- **WORK REQUIRED**
An exact copy of every record is needed, with the pictures left out.

- **SUPPLIED RECORDS**
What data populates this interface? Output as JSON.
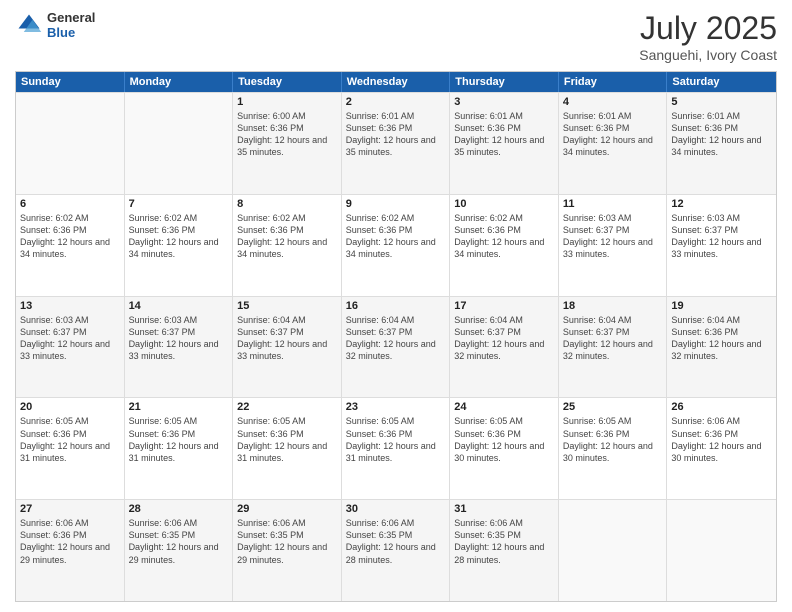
{
  "header": {
    "logo": {
      "general": "General",
      "blue": "Blue"
    },
    "title": "July 2025",
    "subtitle": "Sanguehi, Ivory Coast"
  },
  "calendar": {
    "days_of_week": [
      "Sunday",
      "Monday",
      "Tuesday",
      "Wednesday",
      "Thursday",
      "Friday",
      "Saturday"
    ],
    "weeks": [
      [
        {
          "day": "",
          "empty": true
        },
        {
          "day": "",
          "empty": true
        },
        {
          "day": "1",
          "sunrise": "6:00 AM",
          "sunset": "6:36 PM",
          "daylight": "12 hours and 35 minutes."
        },
        {
          "day": "2",
          "sunrise": "6:01 AM",
          "sunset": "6:36 PM",
          "daylight": "12 hours and 35 minutes."
        },
        {
          "day": "3",
          "sunrise": "6:01 AM",
          "sunset": "6:36 PM",
          "daylight": "12 hours and 35 minutes."
        },
        {
          "day": "4",
          "sunrise": "6:01 AM",
          "sunset": "6:36 PM",
          "daylight": "12 hours and 34 minutes."
        },
        {
          "day": "5",
          "sunrise": "6:01 AM",
          "sunset": "6:36 PM",
          "daylight": "12 hours and 34 minutes."
        }
      ],
      [
        {
          "day": "6",
          "sunrise": "6:02 AM",
          "sunset": "6:36 PM",
          "daylight": "12 hours and 34 minutes."
        },
        {
          "day": "7",
          "sunrise": "6:02 AM",
          "sunset": "6:36 PM",
          "daylight": "12 hours and 34 minutes."
        },
        {
          "day": "8",
          "sunrise": "6:02 AM",
          "sunset": "6:36 PM",
          "daylight": "12 hours and 34 minutes."
        },
        {
          "day": "9",
          "sunrise": "6:02 AM",
          "sunset": "6:36 PM",
          "daylight": "12 hours and 34 minutes."
        },
        {
          "day": "10",
          "sunrise": "6:02 AM",
          "sunset": "6:36 PM",
          "daylight": "12 hours and 34 minutes."
        },
        {
          "day": "11",
          "sunrise": "6:03 AM",
          "sunset": "6:37 PM",
          "daylight": "12 hours and 33 minutes."
        },
        {
          "day": "12",
          "sunrise": "6:03 AM",
          "sunset": "6:37 PM",
          "daylight": "12 hours and 33 minutes."
        }
      ],
      [
        {
          "day": "13",
          "sunrise": "6:03 AM",
          "sunset": "6:37 PM",
          "daylight": "12 hours and 33 minutes."
        },
        {
          "day": "14",
          "sunrise": "6:03 AM",
          "sunset": "6:37 PM",
          "daylight": "12 hours and 33 minutes."
        },
        {
          "day": "15",
          "sunrise": "6:04 AM",
          "sunset": "6:37 PM",
          "daylight": "12 hours and 33 minutes."
        },
        {
          "day": "16",
          "sunrise": "6:04 AM",
          "sunset": "6:37 PM",
          "daylight": "12 hours and 32 minutes."
        },
        {
          "day": "17",
          "sunrise": "6:04 AM",
          "sunset": "6:37 PM",
          "daylight": "12 hours and 32 minutes."
        },
        {
          "day": "18",
          "sunrise": "6:04 AM",
          "sunset": "6:37 PM",
          "daylight": "12 hours and 32 minutes."
        },
        {
          "day": "19",
          "sunrise": "6:04 AM",
          "sunset": "6:36 PM",
          "daylight": "12 hours and 32 minutes."
        }
      ],
      [
        {
          "day": "20",
          "sunrise": "6:05 AM",
          "sunset": "6:36 PM",
          "daylight": "12 hours and 31 minutes."
        },
        {
          "day": "21",
          "sunrise": "6:05 AM",
          "sunset": "6:36 PM",
          "daylight": "12 hours and 31 minutes."
        },
        {
          "day": "22",
          "sunrise": "6:05 AM",
          "sunset": "6:36 PM",
          "daylight": "12 hours and 31 minutes."
        },
        {
          "day": "23",
          "sunrise": "6:05 AM",
          "sunset": "6:36 PM",
          "daylight": "12 hours and 31 minutes."
        },
        {
          "day": "24",
          "sunrise": "6:05 AM",
          "sunset": "6:36 PM",
          "daylight": "12 hours and 30 minutes."
        },
        {
          "day": "25",
          "sunrise": "6:05 AM",
          "sunset": "6:36 PM",
          "daylight": "12 hours and 30 minutes."
        },
        {
          "day": "26",
          "sunrise": "6:06 AM",
          "sunset": "6:36 PM",
          "daylight": "12 hours and 30 minutes."
        }
      ],
      [
        {
          "day": "27",
          "sunrise": "6:06 AM",
          "sunset": "6:36 PM",
          "daylight": "12 hours and 29 minutes."
        },
        {
          "day": "28",
          "sunrise": "6:06 AM",
          "sunset": "6:35 PM",
          "daylight": "12 hours and 29 minutes."
        },
        {
          "day": "29",
          "sunrise": "6:06 AM",
          "sunset": "6:35 PM",
          "daylight": "12 hours and 29 minutes."
        },
        {
          "day": "30",
          "sunrise": "6:06 AM",
          "sunset": "6:35 PM",
          "daylight": "12 hours and 28 minutes."
        },
        {
          "day": "31",
          "sunrise": "6:06 AM",
          "sunset": "6:35 PM",
          "daylight": "12 hours and 28 minutes."
        },
        {
          "day": "",
          "empty": true
        },
        {
          "day": "",
          "empty": true
        }
      ]
    ]
  }
}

- **RESULT BELOW**
What data populates this interface? Output as JSON.
{
  "header": {
    "logo": {
      "general": "General",
      "blue": "Blue"
    },
    "title": "July 2025",
    "subtitle": "Sanguehi, Ivory Coast"
  },
  "calendar": {
    "days_of_week": [
      "Sunday",
      "Monday",
      "Tuesday",
      "Wednesday",
      "Thursday",
      "Friday",
      "Saturday"
    ],
    "weeks": [
      [
        {
          "day": "",
          "empty": true
        },
        {
          "day": "",
          "empty": true
        },
        {
          "day": "1",
          "sunrise": "6:00 AM",
          "sunset": "6:36 PM",
          "daylight": "12 hours and 35 minutes."
        },
        {
          "day": "2",
          "sunrise": "6:01 AM",
          "sunset": "6:36 PM",
          "daylight": "12 hours and 35 minutes."
        },
        {
          "day": "3",
          "sunrise": "6:01 AM",
          "sunset": "6:36 PM",
          "daylight": "12 hours and 35 minutes."
        },
        {
          "day": "4",
          "sunrise": "6:01 AM",
          "sunset": "6:36 PM",
          "daylight": "12 hours and 34 minutes."
        },
        {
          "day": "5",
          "sunrise": "6:01 AM",
          "sunset": "6:36 PM",
          "daylight": "12 hours and 34 minutes."
        }
      ],
      [
        {
          "day": "6",
          "sunrise": "6:02 AM",
          "sunset": "6:36 PM",
          "daylight": "12 hours and 34 minutes."
        },
        {
          "day": "7",
          "sunrise": "6:02 AM",
          "sunset": "6:36 PM",
          "daylight": "12 hours and 34 minutes."
        },
        {
          "day": "8",
          "sunrise": "6:02 AM",
          "sunset": "6:36 PM",
          "daylight": "12 hours and 34 minutes."
        },
        {
          "day": "9",
          "sunrise": "6:02 AM",
          "sunset": "6:36 PM",
          "daylight": "12 hours and 34 minutes."
        },
        {
          "day": "10",
          "sunrise": "6:02 AM",
          "sunset": "6:36 PM",
          "daylight": "12 hours and 34 minutes."
        },
        {
          "day": "11",
          "sunrise": "6:03 AM",
          "sunset": "6:37 PM",
          "daylight": "12 hours and 33 minutes."
        },
        {
          "day": "12",
          "sunrise": "6:03 AM",
          "sunset": "6:37 PM",
          "daylight": "12 hours and 33 minutes."
        }
      ],
      [
        {
          "day": "13",
          "sunrise": "6:03 AM",
          "sunset": "6:37 PM",
          "daylight": "12 hours and 33 minutes."
        },
        {
          "day": "14",
          "sunrise": "6:03 AM",
          "sunset": "6:37 PM",
          "daylight": "12 hours and 33 minutes."
        },
        {
          "day": "15",
          "sunrise": "6:04 AM",
          "sunset": "6:37 PM",
          "daylight": "12 hours and 33 minutes."
        },
        {
          "day": "16",
          "sunrise": "6:04 AM",
          "sunset": "6:37 PM",
          "daylight": "12 hours and 32 minutes."
        },
        {
          "day": "17",
          "sunrise": "6:04 AM",
          "sunset": "6:37 PM",
          "daylight": "12 hours and 32 minutes."
        },
        {
          "day": "18",
          "sunrise": "6:04 AM",
          "sunset": "6:37 PM",
          "daylight": "12 hours and 32 minutes."
        },
        {
          "day": "19",
          "sunrise": "6:04 AM",
          "sunset": "6:36 PM",
          "daylight": "12 hours and 32 minutes."
        }
      ],
      [
        {
          "day": "20",
          "sunrise": "6:05 AM",
          "sunset": "6:36 PM",
          "daylight": "12 hours and 31 minutes."
        },
        {
          "day": "21",
          "sunrise": "6:05 AM",
          "sunset": "6:36 PM",
          "daylight": "12 hours and 31 minutes."
        },
        {
          "day": "22",
          "sunrise": "6:05 AM",
          "sunset": "6:36 PM",
          "daylight": "12 hours and 31 minutes."
        },
        {
          "day": "23",
          "sunrise": "6:05 AM",
          "sunset": "6:36 PM",
          "daylight": "12 hours and 31 minutes."
        },
        {
          "day": "24",
          "sunrise": "6:05 AM",
          "sunset": "6:36 PM",
          "daylight": "12 hours and 30 minutes."
        },
        {
          "day": "25",
          "sunrise": "6:05 AM",
          "sunset": "6:36 PM",
          "daylight": "12 hours and 30 minutes."
        },
        {
          "day": "26",
          "sunrise": "6:06 AM",
          "sunset": "6:36 PM",
          "daylight": "12 hours and 30 minutes."
        }
      ],
      [
        {
          "day": "27",
          "sunrise": "6:06 AM",
          "sunset": "6:36 PM",
          "daylight": "12 hours and 29 minutes."
        },
        {
          "day": "28",
          "sunrise": "6:06 AM",
          "sunset": "6:35 PM",
          "daylight": "12 hours and 29 minutes."
        },
        {
          "day": "29",
          "sunrise": "6:06 AM",
          "sunset": "6:35 PM",
          "daylight": "12 hours and 29 minutes."
        },
        {
          "day": "30",
          "sunrise": "6:06 AM",
          "sunset": "6:35 PM",
          "daylight": "12 hours and 28 minutes."
        },
        {
          "day": "31",
          "sunrise": "6:06 AM",
          "sunset": "6:35 PM",
          "daylight": "12 hours and 28 minutes."
        },
        {
          "day": "",
          "empty": true
        },
        {
          "day": "",
          "empty": true
        }
      ]
    ]
  }
}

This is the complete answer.